Vancouver City Hall
Due to the express desire of the current Vision Vancouver government to tackle street homelessness, recent cooperative planning has aimed instead to fund social housing for tenants at high risk. This is a laudable goal that has succeeded to slow homelessness, if not reverse it. But with this emphasis on at-risk social housing, eschewing mixed-income development, Yaletown and its progeny have come to resemble economically segregated neighbourhoods of struggling near-homeless beside luxurious peacoats and designer dogs. Free from any requirement to provide mixed housing within the same parcel of land, and treating social and amenity contributions as a mere fee-to-play, developers have pursued high-end, internationally marketable condominiums at the expense of community diversity. In many cases, funded social housing does not even lie adjacent to the levied development. One may legitimately ask whether the cooperative model of development serves its imagined purpose, and whether Vancouverism still stands for a livable city in any economic sense. The Vancouver model has proven itself to be an effective vehicle for property investment — not entirely undesirable for municipal tax revenues — but an increasingly blunt policy for addressing social diversity in Vancouver.

The challenge for Vancouverism today is to successfully rival the suburban model for all kinds of households. It has succeeded to pull the young and some of the wealthy away from their automobiles, particularly in conjunction with transit-oriented development throughout the region. This is to be commended, and represents the great exception of Vancouver among most North American cities. But the steady departure of families and mid-career professionals is a red flag for a neglected problem: Vancouver has become too expensive for complete communities to stably exist. Vancouverism needs new ideas in this regard. Purpose-built rental housing offers nothing on this particular issue. Soft densification of single-family neighbourhoods, although unpopular, would be one politically courageous possibility. Fee-simple row housing is virtually nonexistent in Vancouver, and has been proposed as one way forward. Can the City take such difficult but necessary steps?

Read David Ley and Nicholas Lynch’s analysis of Vancouver’s missing middle here: http://neighbourhoodchange.ca/documents/2012/10/divisions-and-disparities-in-lotus-land-socio-spatial-income-polarization-in-greater-vancouver-1970-2005-by-david-ley-nicholas-lynch.pdf
Reported by way of Richard Florida at the Atlantic Cities: http://www.theatlanticcities.com/neighborhoods/2012/11/growing-urban-class-divide-vancouver-edition/3302/

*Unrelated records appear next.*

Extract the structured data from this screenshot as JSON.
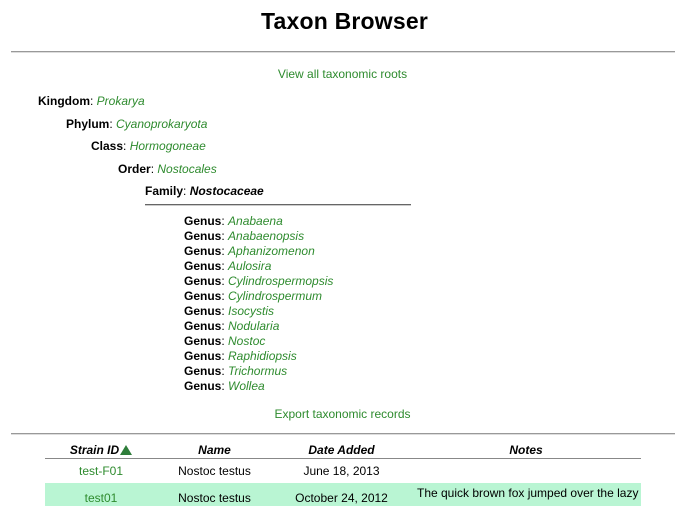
{
  "header": {
    "title": "Taxon Browser"
  },
  "nav": {
    "roots_link": "View all taxonomic roots",
    "export_link": "Export taxonomic records"
  },
  "lineage": {
    "kingdom": {
      "label": "Kingdom",
      "value": "Prokarya"
    },
    "phylum": {
      "label": "Phylum",
      "value": "Cyanoprokaryota"
    },
    "class": {
      "label": "Class",
      "value": "Hormogoneae"
    },
    "order": {
      "label": "Order",
      "value": "Nostocales"
    },
    "family": {
      "label": "Family",
      "value": "Nostocaceae"
    }
  },
  "genera": {
    "label": "Genus",
    "items": [
      "Anabaena",
      "Anabaenopsis",
      "Aphanizomenon",
      "Aulosira",
      "Cylindrospermopsis",
      "Cylindrospermum",
      "Isocystis",
      "Nodularia",
      "Nostoc",
      "Raphidiopsis",
      "Trichormus",
      "Wollea"
    ]
  },
  "strains_table": {
    "columns": [
      "Strain ID",
      "Name",
      "Date Added",
      "Notes"
    ],
    "sort_icon": "sort-ascending-icon",
    "rows": [
      {
        "strain_id": "test-F01",
        "name": "Nostoc testus",
        "date_added": "June 18, 2013",
        "notes": ""
      },
      {
        "strain_id": "test01",
        "name": "Nostoc testus",
        "date_added": "October 24, 2012",
        "notes": "The quick brown fox jumped over the lazy"
      }
    ]
  },
  "colors": {
    "link": "#2e8b2e",
    "row_highlight": "#b9f5d3"
  }
}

The loss of the middle class has also been discussed by Jillian Glover in her terrific blog This City Life: http://thiscitylife.tumblr.com/post/36154132172/vancouver-is-losing-its-middle-class

Finally, you can read the final report of the Mayor’s 2012 Affordability Task Force here: http://vancouver.ca/files/cov/Staff_report_to_Council_re_task_force_report.pdf
And the expected hyperbolic response from The Mainlander: http://themainlander.com/2012/09/27/mayor-uses-affordability-task-force-to-deregulate-and-privatize-housing/